Sign In

The Disability Dilemma: too proud to ask for what you rate as a veteran?

 Not every veteran disability looks like this: Sandboxx has teamed up with our partners to help you …


 Not every veteran disability looks like this:

disabled vet.jpg

Sandboxx has teamed up with our partners to help you smartly navigate your career transitions and avoid common pitfalls. Get helpful content, tailored for where you are in your military journey, each week in the Sandboxx app. Thank you to Team Sandboxx member Don for sharing his thoughts on transitioning veterans and VA benefits.

As service members exit active duty, most are faced with a seemingly uphill battle to receive the benefits earned during service to their country. I do not speak for all veterans here, but I think I can make a pretty accurate statement about the common sentiment regarding applying for disability benefits. “I’m not broken, or missing a limb. I don’t have a purple heart, or shrapnel in my body.”

A Sense of Independence

Most young men and women who join the military do so to begin a life of their own. Move away from the farm, gangs, or dead end small home town. For most it’s the first ever decision that they have actually made on their own. You own that decision. No one can make you join. That means you are making a huge leap into the mystical world of “Adulting.” A sense of pride and self-ownership of your life choices will never go away. This doesn’t change as you transition. You started your journey without any “help” from the government in the form or disability, why do you need it now.

My advice

We all see stories of homeless veterans struggling to find food or work. If those veterans had been receiving their benefits from the time they exited service, would they still be homeless now? That is an extreme representation of how your benefits can drastically improve your lifestyle as you exit your service to the country, but not an uncommon one. My advice is this:

Never feel bad for asking the government for something that was earned in blood, sweat, and tears.

I say all this because that is the way I viewed disability as I began my transition. I have provided for myself and my family ever since I left my father’s house en route to MCRD San Diego. I have never asked for a handout or help to pay any of my bills before. This is a common thinking process to our proud heritage of military service. We are strong and can provide for ourselves. I don’t need “The Man” to give me money to survive. I’ll figure it out. All of those are common beliefs among fellow veterans that I have served, and spoke with about receiving disability.

We have to stop thinking that way. I want to show you why receiving the disability you rate is just as important as finding your next career path.

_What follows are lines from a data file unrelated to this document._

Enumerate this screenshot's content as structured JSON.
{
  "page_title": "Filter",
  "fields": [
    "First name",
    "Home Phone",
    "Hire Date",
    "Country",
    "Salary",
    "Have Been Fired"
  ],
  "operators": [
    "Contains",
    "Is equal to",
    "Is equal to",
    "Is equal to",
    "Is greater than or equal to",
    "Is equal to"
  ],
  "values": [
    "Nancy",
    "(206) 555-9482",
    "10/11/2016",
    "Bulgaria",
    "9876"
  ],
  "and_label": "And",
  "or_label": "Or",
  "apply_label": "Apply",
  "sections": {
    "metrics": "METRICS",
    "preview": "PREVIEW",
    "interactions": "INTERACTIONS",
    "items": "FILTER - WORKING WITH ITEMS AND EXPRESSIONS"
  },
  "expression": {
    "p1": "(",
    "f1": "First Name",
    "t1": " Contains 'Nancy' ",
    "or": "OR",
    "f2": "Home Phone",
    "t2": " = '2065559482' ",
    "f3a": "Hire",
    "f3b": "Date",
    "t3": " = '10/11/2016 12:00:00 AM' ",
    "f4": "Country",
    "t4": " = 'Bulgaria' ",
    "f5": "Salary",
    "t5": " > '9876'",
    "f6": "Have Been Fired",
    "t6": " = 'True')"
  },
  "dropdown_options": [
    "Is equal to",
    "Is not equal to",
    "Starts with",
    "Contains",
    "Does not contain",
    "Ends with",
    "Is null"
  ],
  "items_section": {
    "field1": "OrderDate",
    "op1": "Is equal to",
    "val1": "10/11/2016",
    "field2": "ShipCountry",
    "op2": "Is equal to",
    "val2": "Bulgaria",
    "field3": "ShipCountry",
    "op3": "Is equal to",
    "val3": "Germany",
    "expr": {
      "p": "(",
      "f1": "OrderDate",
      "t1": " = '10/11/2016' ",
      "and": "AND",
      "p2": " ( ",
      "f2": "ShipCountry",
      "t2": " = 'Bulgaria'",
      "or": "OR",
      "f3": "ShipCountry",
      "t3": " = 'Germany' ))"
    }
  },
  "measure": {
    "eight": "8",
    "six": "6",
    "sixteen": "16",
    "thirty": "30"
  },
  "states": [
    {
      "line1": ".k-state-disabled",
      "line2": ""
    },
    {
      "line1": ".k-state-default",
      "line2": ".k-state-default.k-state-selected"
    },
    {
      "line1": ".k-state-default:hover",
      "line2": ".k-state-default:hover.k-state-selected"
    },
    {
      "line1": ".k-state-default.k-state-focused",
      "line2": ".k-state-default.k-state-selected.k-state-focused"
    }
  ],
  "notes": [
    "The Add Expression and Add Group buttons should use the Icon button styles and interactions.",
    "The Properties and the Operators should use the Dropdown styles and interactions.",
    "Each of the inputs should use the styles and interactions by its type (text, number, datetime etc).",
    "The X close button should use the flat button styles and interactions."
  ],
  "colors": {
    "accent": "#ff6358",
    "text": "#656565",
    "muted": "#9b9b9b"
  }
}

VA Licoln quite.jpg

Where to start in submitting your claim

The first step is to submit your claim to the U.S. Department of Veterans Affairs (VA). You can do that several ways. For me, there was an American Veterans (AMVETS) representative on my base, so that is who I used. I am not officially endorsing them, but they did a good job for me. The AMVETS rep asked me to get him my medical record, and then he told me start at the beginning of my career and list anything that has ever hurt because of anything military related. He then filed and submitted all the proper paperwork for my disability claim on my behalf to the V.A., free of charge. It was pretty painless for me.

There are two other ways I would recommend to go about starting your claim to the V.A. You can submit your claim right to the VA via there web portal. All the paperwork needs to be filled out and then submitted through their portal if you go that route.  It can be a bit of an uphill battle doing all the work yourself there, so there is another organization I would recommend as well. The Disabled American Veterans (D.A.V.) is another great tool at your disposal. The have a pretty easy web page that you can navigate based on your branch. Then you can get contact info for one of their reps in your area to contact you.


Once your claim has been submitted you will probably want to learn two things about what your rating means, and why you were rated at what you were. If you haven’t done any math since high school (I might or might not be speaking about myself), than trying to decipher the Mayan calendar like table used for determining your rating might be a bit difficult. Lucky for you there are some great articles to help you navigate through this. (hidden in my funny ode to the mayans)

Not so simple

There are some issues that could arise that you need to be aware of that could either keep you from getting your disability all together for a period of time, or make you have a lower rating than what you think you rate. One of the more important things that you need to know as you transition is that if you accepted severance whether through voluntary or involuntary separation from the military it will affect, according the V.A., when you start to see your disability in your account. They call this “double dipping”, and has been debated for several years as unfair. The “double dipping” rule is still in place, and doesn’t look like it’s going away anytime soon. You can read more in the Military Times article which talks through a couple such scenarios.

Stay tuned

Stay tuned to this series if you want to:

  • Develop your target career and fit
  • Learn skills such as interviewing, networking and salary negotiation to help you achieve your career transition goals
  • Be connected with civilian employers looking to hire Sandboxx veterans
The editorial team at Sandboxx.